Task instructions - The entries are to be duplicated exactly, though any picture in them must be omitted.
++++ Given records ++++
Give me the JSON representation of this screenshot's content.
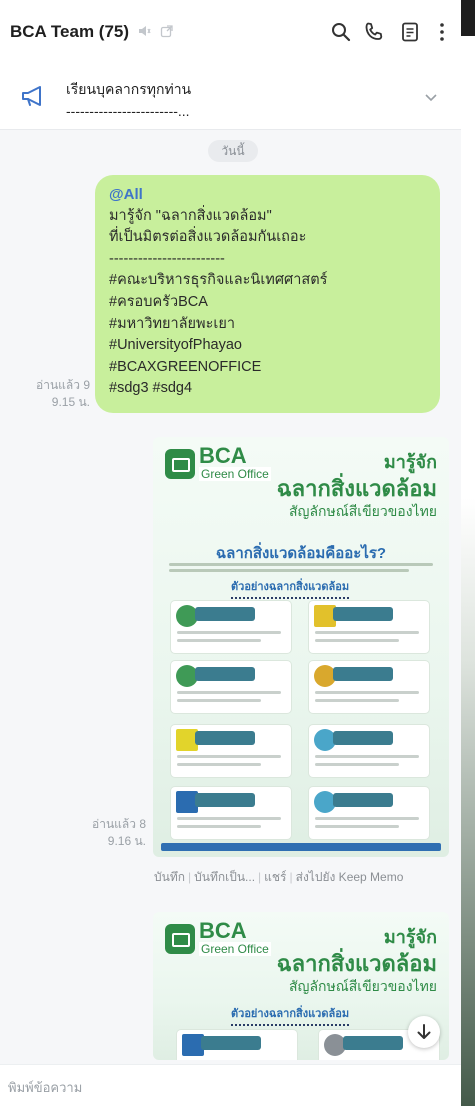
{
  "header": {
    "title": "BCA Team (75)",
    "icons": [
      "mute-icon",
      "external-icon",
      "search-icon",
      "phone-icon",
      "notes-icon",
      "more-icon"
    ]
  },
  "announcement": {
    "line1": "เรียนบุคลากรทุกท่าน",
    "line2": "------------------------..."
  },
  "date_separator": "วันนี้",
  "message": {
    "mention": "@All",
    "lines": [
      "มารู้จัก \"ฉลากสิ่งแวดล้อม\"",
      "ที่เป็นมิตรต่อสิ่งแวดล้อมกันเถอะ",
      "------------------------",
      "#คณะบริหารธุรกิจและนิเทศศาสตร์",
      "#ครอบครัวBCA",
      "#มหาวิทยาลัยพะเยา",
      "#UniversityofPhayao",
      "#BCAXGREENOFFICE",
      "#sdg3 #sdg4"
    ],
    "read_status": "อ่านแล้ว 9",
    "time": "9.15 น."
  },
  "image_message_1": {
    "read_status": "อ่านแล้ว 8",
    "time": "9.16 น."
  },
  "poster": {
    "brand": "BCA",
    "brand_sub": "Green Office",
    "headline_1": "มารู้จัก",
    "headline_2": "ฉลากสิ่งแวดล้อม",
    "headline_3": "สัญลักษณ์สีเขียวของไทย",
    "question": "ฉลากสิ่งแวดล้อมคืออะไร?",
    "examples_heading": "ตัวอย่างฉลากสิ่งแวดล้อม"
  },
  "actions": [
    "บันทึก",
    "บันทึกเป็น...",
    "แชร์",
    "ส่งไปยัง Keep Memo"
  ],
  "composer": {
    "placeholder": "พิมพ์ข้อความ"
  },
  "colors": {
    "bubble": "#c8ef9c",
    "mention": "#3f74c9",
    "poster_green": "#2f8b47",
    "poster_blue": "#2b6cb0"
  }
}
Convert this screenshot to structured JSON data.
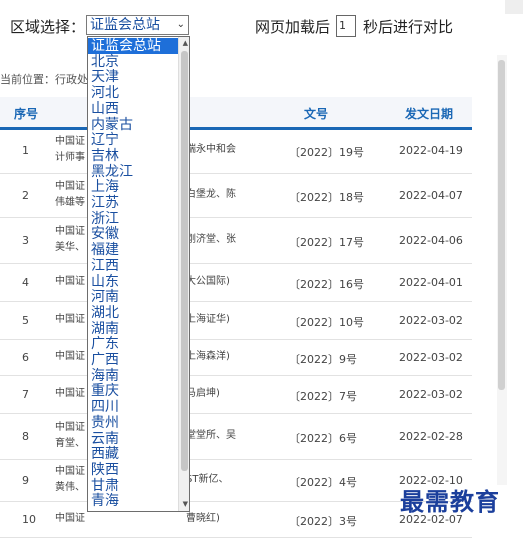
{
  "toolbar": {
    "region_label": "区域选择：",
    "selected_region": "证监会总站",
    "load_label": "网页加载后",
    "seconds_value": "1",
    "seconds_suffix": "秒后进行对比"
  },
  "breadcrumb": "当前位置：行政处",
  "table": {
    "headers": {
      "no": "序号",
      "docno": "文号",
      "date": "发文日期"
    },
    "rows": [
      {
        "no": "1",
        "unit": [
          "中国证",
          "计师事"
        ],
        "title": [
          "瑞永中和会"
        ],
        "docno": "〔2022〕19号",
        "date": "2022-04-19"
      },
      {
        "no": "2",
        "unit": [
          "中国证",
          "伟雄等"
        ],
        "title": [
          "白堡龙、陈"
        ],
        "docno": "〔2022〕18号",
        "date": "2022-04-07"
      },
      {
        "no": "3",
        "unit": [
          "中国证",
          "美华、"
        ],
        "title": [
          "刚济堂、张"
        ],
        "docno": "〔2022〕17号",
        "date": "2022-04-06"
      },
      {
        "no": "4",
        "unit": [
          "中国证"
        ],
        "title": [
          "大公国际)"
        ],
        "docno": "〔2022〕16号",
        "date": "2022-04-01"
      },
      {
        "no": "5",
        "unit": [
          "中国证"
        ],
        "title": [
          "上海证华)"
        ],
        "docno": "〔2022〕10号",
        "date": "2022-03-02"
      },
      {
        "no": "6",
        "unit": [
          "中国证"
        ],
        "title": [
          "上海森洋)"
        ],
        "docno": "〔2022〕9号",
        "date": "2022-03-02"
      },
      {
        "no": "7",
        "unit": [
          "中国证"
        ],
        "title": [
          "马启坤)"
        ],
        "docno": "〔2022〕7号",
        "date": "2022-03-02"
      },
      {
        "no": "8",
        "unit": [
          "中国证",
          "育堂、"
        ],
        "title": [
          "堂堂所、吴"
        ],
        "docno": "〔2022〕6号",
        "date": "2022-02-28"
      },
      {
        "no": "9",
        "unit": [
          "中国证",
          "黄伟、"
        ],
        "title": [
          "ST新亿、"
        ],
        "docno": "〔2022〕4号",
        "date": "2022-02-10"
      },
      {
        "no": "10",
        "unit": [
          "中国证"
        ],
        "title": [
          "曹晓红)"
        ],
        "docno": "〔2022〕3号",
        "date": "2022-02-07"
      }
    ]
  },
  "dropdown_options": [
    "证监会总站",
    "北京",
    "天津",
    "河北",
    "山西",
    "内蒙古",
    "辽宁",
    "吉林",
    "黑龙江",
    "上海",
    "江苏",
    "浙江",
    "安徽",
    "福建",
    "江西",
    "山东",
    "河南",
    "湖北",
    "湖南",
    "广东",
    "广西",
    "海南",
    "重庆",
    "四川",
    "贵州",
    "云南",
    "西藏",
    "陕西",
    "甘肃",
    "青海"
  ],
  "watermark": "最需教育"
}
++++
Problem solution -
Give me the JSON representation of this screenshot's content.
{
  "header": {
    "title": "BCA Team (75)",
    "icons": [
      "mute-icon",
      "external-icon",
      "search-icon",
      "phone-icon",
      "notes-icon",
      "more-icon"
    ]
  },
  "announcement": {
    "line1": "เรียนบุคลากรทุกท่าน",
    "line2": "------------------------..."
  },
  "date_separator": "วันนี้",
  "message": {
    "mention": "@All",
    "lines": [
      "มารู้จัก \"ฉลากสิ่งแวดล้อม\"",
      "ที่เป็นมิตรต่อสิ่งแวดล้อมกันเถอะ",
      "------------------------",
      "#คณะบริหารธุรกิจและนิเทศศาสตร์",
      "#ครอบครัวBCA",
      "#มหาวิทยาลัยพะเยา",
      "#UniversityofPhayao",
      "#BCAXGREENOFFICE",
      "#sdg3 #sdg4"
    ],
    "read_status": "อ่านแล้ว 9",
    "time": "9.15 น."
  },
  "image_message_1": {
    "read_status": "อ่านแล้ว 8",
    "time": "9.16 น."
  },
  "poster": {
    "brand": "BCA",
    "brand_sub": "Green Office",
    "headline_1": "มารู้จัก",
    "headline_2": "ฉลากสิ่งแวดล้อม",
    "headline_3": "สัญลักษณ์สีเขียวของไทย",
    "question": "ฉลากสิ่งแวดล้อมคืออะไร?",
    "examples_heading": "ตัวอย่างฉลากสิ่งแวดล้อม"
  },
  "actions": [
    "บันทึก",
    "บันทึกเป็น...",
    "แชร์",
    "ส่งไปยัง Keep Memo"
  ],
  "composer": {
    "placeholder": "พิมพ์ข้อความ"
  },
  "colors": {
    "bubble": "#c8ef9c",
    "mention": "#3f74c9",
    "poster_green": "#2f8b47",
    "poster_blue": "#2b6cb0"
  }
}
Convert this screenshot to structured JSON data.
{
  "toolbar": {
    "region_label": "区域选择：",
    "selected_region": "证监会总站",
    "load_label": "网页加载后",
    "seconds_value": "1",
    "seconds_suffix": "秒后进行对比"
  },
  "breadcrumb": "当前位置：行政处",
  "table": {
    "headers": {
      "no": "序号",
      "docno": "文号",
      "date": "发文日期"
    },
    "rows": [
      {
        "no": "1",
        "unit": [
          "中国证",
          "计师事"
        ],
        "title": [
          "瑞永中和会"
        ],
        "docno": "〔2022〕19号",
        "date": "2022-04-19"
      },
      {
        "no": "2",
        "unit": [
          "中国证",
          "伟雄等"
        ],
        "title": [
          "白堡龙、陈"
        ],
        "docno": "〔2022〕18号",
        "date": "2022-04-07"
      },
      {
        "no": "3",
        "unit": [
          "中国证",
          "美华、"
        ],
        "title": [
          "刚济堂、张"
        ],
        "docno": "〔2022〕17号",
        "date": "2022-04-06"
      },
      {
        "no": "4",
        "unit": [
          "中国证"
        ],
        "title": [
          "大公国际)"
        ],
        "docno": "〔2022〕16号",
        "date": "2022-04-01"
      },
      {
        "no": "5",
        "unit": [
          "中国证"
        ],
        "title": [
          "上海证华)"
        ],
        "docno": "〔2022〕10号",
        "date": "2022-03-02"
      },
      {
        "no": "6",
        "unit": [
          "中国证"
        ],
        "title": [
          "上海森洋)"
        ],
        "docno": "〔2022〕9号",
        "date": "2022-03-02"
      },
      {
        "no": "7",
        "unit": [
          "中国证"
        ],
        "title": [
          "马启坤)"
        ],
        "docno": "〔2022〕7号",
        "date": "2022-03-02"
      },
      {
        "no": "8",
        "unit": [
          "中国证",
          "育堂、"
        ],
        "title": [
          "堂堂所、吴"
        ],
        "docno": "〔2022〕6号",
        "date": "2022-02-28"
      },
      {
        "no": "9",
        "unit": [
          "中国证",
          "黄伟、"
        ],
        "title": [
          "ST新亿、"
        ],
        "docno": "〔2022〕4号",
        "date": "2022-02-10"
      },
      {
        "no": "10",
        "unit": [
          "中国证"
        ],
        "title": [
          "曹晓红)"
        ],
        "docno": "〔2022〕3号",
        "date": "2022-02-07"
      }
    ]
  },
  "dropdown_options": [
    "证监会总站",
    "北京",
    "天津",
    "河北",
    "山西",
    "内蒙古",
    "辽宁",
    "吉林",
    "黑龙江",
    "上海",
    "江苏",
    "浙江",
    "安徽",
    "福建",
    "江西",
    "山东",
    "河南",
    "湖北",
    "湖南",
    "广东",
    "广西",
    "海南",
    "重庆",
    "四川",
    "贵州",
    "云南",
    "西藏",
    "陕西",
    "甘肃",
    "青海"
  ],
  "watermark": "最需教育"
}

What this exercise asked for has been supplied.